A coffee to go recently set me back €4. We always pay it because the store next door probably isn’t cheaper and it’s too awkward to say “Are you crazy?”. and go outside.
I love Dublin, but sometimes I feel like our capital is priced me away. The French embassy warns newcomers of a “serious housing crisis” and “heavy rent increases”.
“We don’t know what the bills will be,” Tánaiste Leo Varadkar said last week.
lonely planet warned visitors traveling here this summer that “some things have changed, particularly in the capital where housing shortages, rising rental car costs and airport chaos have made headlines”.
We know we pay through our noses for everything from an Uber fare to a soggy sandwich these days, but where does inflation end and opportunism begin? Are companies raising prices under the guise of inflation rather than because of inflation? Could we get to a point where we’re pushing each other out of town?
Money – or rather a lack of it – is all that most of us can think about. Well, that and fuel poverty.
On one level you would have to say: hard. If you don’t want to shell out €4 for a latte or €12 for a G&T, just don’t pay it.
But stop bitching. Coffee is not an essential service, and buying a cup is a relatively straightforward over-the-counter transaction.
This recent era of inflation has been long and harsh, beginning early last year and, with few exceptions, has seen successively higher prices month after month.
It was tough for consumers. Soaring energy costs basically drove prices up, but you’ve probably noticed the pain everywhere: Rents are rising to prohibitive levels, grocery prices are rising and rising, and even if you can find a handyman or a babysitter, you might want to double-check your apartment Bank balance.
Everyone is there: insurance companies, lawyers, plumbers, supermarkets, restaurants, innkeepers. Government policy – or its failure – has created the conditions where buying a handful of Dublin houses and renting them back to the council is finding international pension funds as an easy way to make a quick buck.

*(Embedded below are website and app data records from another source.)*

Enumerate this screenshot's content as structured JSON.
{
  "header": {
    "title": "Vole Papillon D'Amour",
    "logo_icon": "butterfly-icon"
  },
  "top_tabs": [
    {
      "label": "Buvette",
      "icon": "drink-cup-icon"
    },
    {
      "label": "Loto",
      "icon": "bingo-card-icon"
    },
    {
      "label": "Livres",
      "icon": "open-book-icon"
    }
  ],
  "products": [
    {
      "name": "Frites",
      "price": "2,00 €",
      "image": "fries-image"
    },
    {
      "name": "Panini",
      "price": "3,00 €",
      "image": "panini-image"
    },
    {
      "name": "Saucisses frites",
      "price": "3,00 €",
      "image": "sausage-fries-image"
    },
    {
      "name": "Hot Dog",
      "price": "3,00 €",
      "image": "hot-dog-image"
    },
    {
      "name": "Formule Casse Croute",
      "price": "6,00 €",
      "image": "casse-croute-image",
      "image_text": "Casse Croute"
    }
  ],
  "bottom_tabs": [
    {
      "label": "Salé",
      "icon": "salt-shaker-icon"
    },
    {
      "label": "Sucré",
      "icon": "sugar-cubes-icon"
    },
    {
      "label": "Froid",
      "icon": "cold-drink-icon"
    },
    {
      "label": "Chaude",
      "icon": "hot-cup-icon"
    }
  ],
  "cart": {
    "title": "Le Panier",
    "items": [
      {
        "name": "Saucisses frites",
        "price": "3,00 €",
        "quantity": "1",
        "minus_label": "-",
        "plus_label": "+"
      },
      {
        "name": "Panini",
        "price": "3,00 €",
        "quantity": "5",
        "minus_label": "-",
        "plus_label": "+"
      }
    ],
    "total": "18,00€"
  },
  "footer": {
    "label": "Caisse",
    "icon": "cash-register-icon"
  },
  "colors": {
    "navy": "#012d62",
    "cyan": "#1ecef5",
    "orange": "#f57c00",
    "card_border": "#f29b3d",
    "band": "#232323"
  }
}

Almost every industry is affected. If you’ve been trying to book a hotel, get your hair cut or hire a childminder, you’ve probably paid a lot more for it than usual and you’ve probably paid more for it than anyone else in Europe.
This summer, research by the Central Statistics Office in collaboration with Eurostat found that food prices in Ireland were 17 per cent higher than the EU average, making them the second most expensive in the euro zone. Milk, cheese and eggs were 25 percent above the EU average.
Wait a minute – isn’t this the Emerald Isle where eggs, milk and cheese are mass produced? How on earth do we pay 25 percent more than anyone else for these staples. How does it even make sense?
Everyone has their favorite story about what went wrong and what policies would get our economy back on track. Some say it’s too much capitalism, while others say it’s not enough.
I know that when costs go up, companies need to raise prices. Business creates jobs, and our low unemployment rate is about the only economic statistic we can be proud of right now.
Some small businesses have no choice but to pass on the cost. They risk going under if they don’t. But inflation makes us all a little poorer. Every day we lose more and more purchasing power because our wages do not keep up with price increases.
Companies shouldn’t automatically assume they can hold margins this fall, and they certainly shouldn’t use inflation as an excuse to increase them.
So where is the turning point? I think it might be the 8 euro pints served in Dublin city centre.
In the summer, three families on my street bought their first house. Not in Dublin. Young people want out of here.
Research carried out by Red C on behalf of the National Youth Council of Ireland found that 70 per cent of our young people are considering emigration for a better quality of life.
This winter, some of us will climb down the back of the sofa and rummage in the pockets of our jeans to afford the bus fare to work.
Why don’t we all move away? In our case, the answer is because family ties and work speak against it. But the balance is tipping.
Leinster House might finally be feeling the heat over the cost of living. Unfortunately, residents show little self-reflection, instead, as usual, doubling down on what they do best, increasing government spending on the wrong things and making the situation worse.
https://www.independent.ie/opinion/comment/cost-of-living-in-dublin-has-gone-through-the-roof-if-you-can-afford-a-roof-in-the-first-place-42008143.html The cost of living in Dublin has gone through the roof – if you can even afford a roof